Late in the development of a major new feature for one of the most widely used consumer products in the UK we encountered potentially show-stopping memory fragmentation issues. Our platform uses a proprietary embedded JVM that has limited diagnostic tooling. We therefore had to build our own tools under intense time pressure. We used an open source graph database (Neo4J) and its query language to rapidly build an ad-hoc analysis tool, and successfully used it to track down and eliminate the problematic code from our product. We will discuss some of the challenges we faced using Neo4J for interactive analysis of quite large data imports (80K nodes, 150k relationships) and how we overcame them. We will then demonstrate (with live-coding) some queries to show the audience surprising aspects of our code, platform and Oracle's Java compiler.
Many aspects of software can be modelled as graphs.
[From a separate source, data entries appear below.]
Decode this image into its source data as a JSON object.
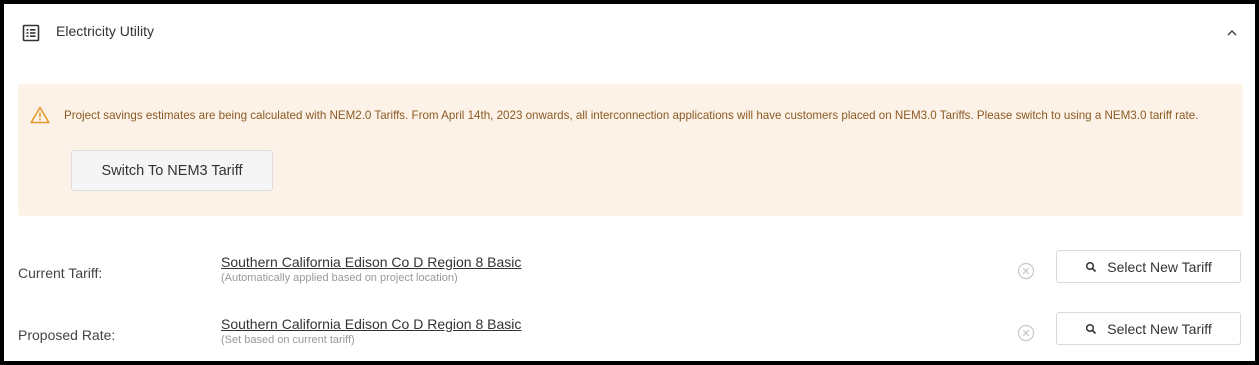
{
  "header": {
    "title": "Electricity Utility",
    "icon": "list-icon",
    "toggle_icon": "chevron-up-icon"
  },
  "alert": {
    "icon": "warning-triangle-icon",
    "message": "Project savings estimates are being calculated with NEM2.0 Tariffs. From April 14th, 2023 onwards, all interconnection applications will have customers placed on NEM3.0 Tariffs. Please switch to using a NEM3.0 tariff rate.",
    "button_label": "Switch To NEM3 Tariff",
    "color": "#8a5a22",
    "background": "#fdf2e8"
  },
  "rows": [
    {
      "label": "Current Tariff:",
      "tariff": "Southern California Edison Co D Region 8 Basic",
      "note": "(Automatically applied based on project location)",
      "button_label": "Select New Tariff"
    },
    {
      "label": "Proposed Rate:",
      "tariff": "Southern California Edison Co D Region 8 Basic",
      "note": "(Set based on current tariff)",
      "button_label": "Select New Tariff"
    }
  ]
}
Our experience shows that graph databases are a powerful foundation upon which to build software development tools. Thanks to increasing commoditization, we believe graph databases hold a lot of promise for non-mainstream programming platforms that are usually underserved by tool vendors.